approval to construct
.


Interconnections

TCEQ emergency interconnection
approval process:


Submit plans and specifications
within 30 days of approval to
construct
.


A general fact sheet can be
found on the TCEQ website
.


Interconnections

http://www.tceq.texas.gov/assets/public/age
ncy/emergency_interconnection.pdf

Emergency Wells

Steps for Constructing
Emergency Wells


First contact your regional TCEQ
office
.


The regional office determines if the
Emergency Well Authorization
request is sent to the plan review
team
.


The plan review team sends out the
approval letters and authorizes
construction only
.


Emergency Wells


Plans and s
pecs
process still applies


Construction must begin and plans
and specs must be received within
30 days of approval


Texas Water Development Board
Resources


Groundwater availability reports
.


Hauling Water

Hauling Water


Where will the water come from?


Who will haul the water?


Is the hauler licensed by the TCEQ
?

Hauling Water

Hauling Water



Hauling treated water versus raw
water?


If hauling raw
water,
can you treat
it?


Is your current system capable of
treating raw water from an
alternative source?


Cost


Using Reclaimed Water


May be used as part of a
conservation plan


Irrigation
.


Industrial uses
.


30 TAC Chapter 210 rules apply.



Requires pilot study for a year,
plans, specs, funding...

Using Reclaimed Water

Wastewater used for drinking
water
.


Permitting
.


Public Perception
.


Plan Now
.


Desalination


Treatment option for
brackish groundwater


Pilot
Projects


Seawater


Costs

Funding Resources


Privately owned utilities


Normally not eligible for grants


Can be sponsored by local
government in some cases


Temporary vs. permanent
solutions


Some require Asset
Management

Funding Resources


Texas Water Development Board
(TWDB)

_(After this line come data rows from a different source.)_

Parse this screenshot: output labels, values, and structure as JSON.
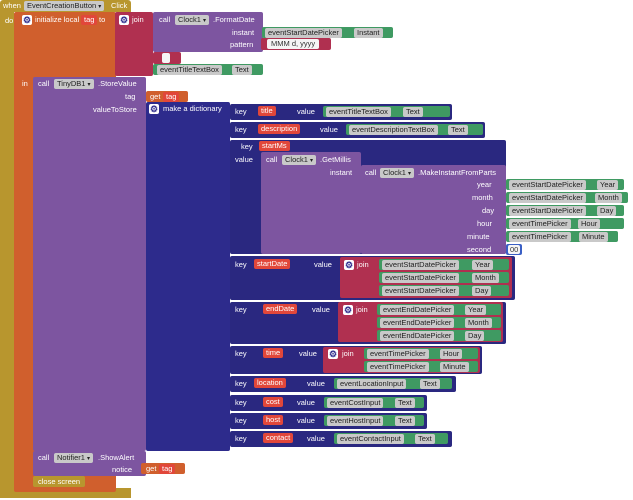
{
  "event": {
    "when": "when",
    "component": "EventCreationButton",
    "event": "Click",
    "do": "do"
  },
  "init": {
    "label": "initialize local",
    "var": "tag",
    "to": "to",
    "in": "in"
  },
  "join_label": "join",
  "call": "call",
  "get": "get",
  "key": "key",
  "value": "value",
  "format": {
    "component": "Clock1",
    "method": ".FormatDate",
    "instant": "instant",
    "pattern": "pattern",
    "instant_comp": "eventStartDatePicker",
    "instant_prop": "Instant",
    "pattern_value": "MMM d, yyyy"
  },
  "sep_value": " ",
  "title_comp": {
    "component": "eventTitleTextBox",
    "prop": "Text"
  },
  "store": {
    "component": "TinyDB1",
    "method": ".StoreValue",
    "tag": "tag",
    "value_to_store": "valueToStore",
    "tag_var": "tag"
  },
  "dict_label": "make a dictionary",
  "entries": {
    "title": {
      "key": "title",
      "comp": "eventTitleTextBox",
      "prop": "Text"
    },
    "description": {
      "key": "description",
      "comp": "eventDescriptionTextBox",
      "prop": "Text"
    },
    "startMs": {
      "key": "startMs"
    },
    "location": {
      "key": "location",
      "comp": "eventLocationInput",
      "prop": "Text"
    },
    "cost": {
      "key": "cost",
      "comp": "eventCostInput",
      "prop": "Text"
    },
    "host": {
      "key": "host",
      "comp": "eventHostInput",
      "prop": "Text"
    },
    "contact": {
      "key": "contact",
      "comp": "eventContactInput",
      "prop": "Text"
    }
  },
  "getmillis": {
    "component": "Clock1",
    "method": ".GetMillis",
    "instant": "instant"
  },
  "parts": {
    "component": "Clock1",
    "method": ".MakeInstantFromParts",
    "rows": [
      {
        "label": "year",
        "comp": "eventStartDatePicker",
        "prop": "Year"
      },
      {
        "label": "month",
        "comp": "eventStartDatePicker",
        "prop": "Month"
      },
      {
        "label": "day",
        "comp": "eventStartDatePicker",
        "prop": "Day"
      },
      {
        "label": "hour",
        "comp": "eventTimePicker",
        "prop": "Hour"
      },
      {
        "label": "minute",
        "comp": "eventTimePicker",
        "prop": "Minute"
      },
      {
        "label": "second",
        "num": "00"
      }
    ]
  },
  "startDate": {
    "key": "startDate",
    "rows": [
      {
        "comp": "eventStartDatePicker",
        "prop": "Year"
      },
      {
        "comp": "eventStartDatePicker",
        "prop": "Month"
      },
      {
        "comp": "eventStartDatePicker",
        "prop": "Day"
      }
    ]
  },
  "endDate": {
    "key": "endDate",
    "rows": [
      {
        "comp": "eventEndDatePicker",
        "prop": "Year"
      },
      {
        "comp": "eventEndDatePicker",
        "prop": "Month"
      },
      {
        "comp": "eventEndDatePicker",
        "prop": "Day"
      }
    ]
  },
  "time": {
    "key": "time",
    "rows": [
      {
        "comp": "eventTimePicker",
        "prop": "Hour"
      },
      {
        "comp": "eventTimePicker",
        "prop": "Minute"
      }
    ]
  },
  "alert": {
    "component": "Notifier1",
    "method": ".ShowAlert",
    "notice": "notice",
    "var": "tag"
  },
  "close": "close screen"
}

Loans and Grants for water related
infrastructure construction and
improvement


Contact Information:


Financial_Assistance@twdb.texas.gov


512.463.7853

Funding Resources


Texas Department of Agriculture (TDA)


Community Development Block Grants


Disaster Relief Fund


Contact:


Tom.Entsminger@TexasAgriculture.gov


512.936.7891


Funding Resources

Texas Water Infrastructure
Coordinating Committee (TWICC
)



Complete a Project Profile form


Contact:

Stacy.Barna@twdb.texas.gov

512.463.7870

http://www.twicc.org
/


Technical Resources

TCEQ
EnviroMentor

Program


Available to small businesses
and small local governments


Volunteer professionals


Technical Resources

TCEQ Financial, Managerial, and
Technical Assistance Program
(FMT)



Contact:


Stacy.Foster@tceq.texas.gov


512.239.3105


Technical Resources

Drought Contingency Planning


Review and update plan every
5 years

(or
as needed
)


Notify TCEQ when stages are
initiated


Templates available
.


Contact: 512.239.4691


Technical Resources


Water Rights


Alternative Source of Surface
Water


Changing a permitted diversion
point


Contact:

wras@tceq.texas.gov

512.239.4691

Source
Assessment and Planning

Review


Groundwater
and surface water
sources


Measuring and recordkeeping


Best
Management Practices
(
BMPs)


A
lternative
water sources


Technical resources and contacts



Source Assessment
and Planning


Questions